As you may know, Trinity Valley Electric Cooperative is not alone in its mission to bring reliable electricity to rural residents.
There are more than 65 electric distribution cooperatives like TVEC in Texas and more than 900 nationwide. Despite our obvious similarities, each co-op is different—first and foremost because the areas and people we serve are unique.
Each cooperative has its own individual history and serves a distinct mix of residential, industrial, commercial and agricultural members. And each makes its own business decisions independently. That’s what Cooperative Principle No. 4, Autonomy and Independence, is all about. It’s one of seven principles that guide all cooperative businesses.
As electric cooperatives, our autonomy is a direct result of our business model, which places decision making and responsibility for the company’s direction in the hands of directors elected from and by the membership. Our independence from distant, outside influences is based on our historical commitment to the communities we serve.
Autonomy and Independence are crucial to our cooperative’s ability to best serve your needs. That’s because what may be a sound decision for a co-op with a relatively small number of members spread out across an extremely rural area might not work for one with a larger number of members, some living in a more urban setting.
Local service and attention to your unique needs are why having local control is best for your co-op.
Although TVEC sails its own ship, so to speak, we don’t sail alone.
Our co-op belongs to a statewide association, Texas Electric Cooperatives, and a national group, the National Rural Electric Cooperative Association.

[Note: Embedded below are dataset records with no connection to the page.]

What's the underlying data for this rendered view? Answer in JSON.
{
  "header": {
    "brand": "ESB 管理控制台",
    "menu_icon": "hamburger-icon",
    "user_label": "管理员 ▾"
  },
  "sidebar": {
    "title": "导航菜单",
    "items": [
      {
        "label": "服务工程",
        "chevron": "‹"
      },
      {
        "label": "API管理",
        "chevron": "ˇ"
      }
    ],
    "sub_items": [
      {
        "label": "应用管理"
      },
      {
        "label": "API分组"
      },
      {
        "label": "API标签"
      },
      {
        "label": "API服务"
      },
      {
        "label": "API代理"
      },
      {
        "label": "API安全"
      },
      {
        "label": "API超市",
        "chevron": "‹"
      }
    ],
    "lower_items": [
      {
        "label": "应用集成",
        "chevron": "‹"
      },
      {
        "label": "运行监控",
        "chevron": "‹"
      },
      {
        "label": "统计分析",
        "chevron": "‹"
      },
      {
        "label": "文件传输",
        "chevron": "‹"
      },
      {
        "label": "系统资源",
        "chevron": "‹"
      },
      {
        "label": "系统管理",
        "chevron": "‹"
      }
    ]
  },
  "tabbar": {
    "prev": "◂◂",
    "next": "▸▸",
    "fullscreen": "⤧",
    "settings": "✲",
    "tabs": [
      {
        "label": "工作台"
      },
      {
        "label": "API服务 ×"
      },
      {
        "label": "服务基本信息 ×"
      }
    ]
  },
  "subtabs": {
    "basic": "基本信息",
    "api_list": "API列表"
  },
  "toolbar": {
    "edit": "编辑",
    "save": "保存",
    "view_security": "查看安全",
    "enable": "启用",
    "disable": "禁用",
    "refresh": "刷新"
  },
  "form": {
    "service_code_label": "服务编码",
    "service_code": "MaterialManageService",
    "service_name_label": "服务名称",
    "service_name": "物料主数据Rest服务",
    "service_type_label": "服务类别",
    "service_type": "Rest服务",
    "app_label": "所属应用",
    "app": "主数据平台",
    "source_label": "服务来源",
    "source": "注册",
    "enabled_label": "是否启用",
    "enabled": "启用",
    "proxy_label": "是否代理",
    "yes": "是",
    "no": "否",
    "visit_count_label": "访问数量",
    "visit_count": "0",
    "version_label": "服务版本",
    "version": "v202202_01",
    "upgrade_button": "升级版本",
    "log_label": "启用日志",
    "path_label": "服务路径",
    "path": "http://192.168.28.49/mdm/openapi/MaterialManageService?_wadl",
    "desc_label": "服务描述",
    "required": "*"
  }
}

These umbrella organizations provide communications and safety services in addition to tracking what lawmakers in Austin and Washington, D.C., are doing that could affect co-ops. Our membership in TEC allows us to purchase equipment and materials, such as transformers and utility poles, at a significantly lower cost than if we tried to buy them on our own—the power of working cooperatively.
However, none of these groups tells us what to do. The decisions about how to bring you the best service at the best possible cost are left to our employees and your elected board of directors.
When TVEC enters into agreements with electricity suppliers, those contracts don’t give them the right to tell our co-op whom to serve or what rates to charge. That’s left up to the co-op, too.
On occasion, we might need a large amount of capital to pay for expansion. We can borrow it from a number of sources, including the U.S. Department of Agriculture’s Rural Utilities Service or the National Rural Utilities Cooperative Finance Corporation, a bank that is itself a cooperative. Of course, while we enter into any such agreement with a great deal of deliberation, no deal gives lending entities any power over our operations.
The leaders of our co-op, who are also members, have a deep understanding of this community and its needs. Our independence and autonomy to make our own decisions allow us to serve you in the most efficient way possible. And that’s the way it should be.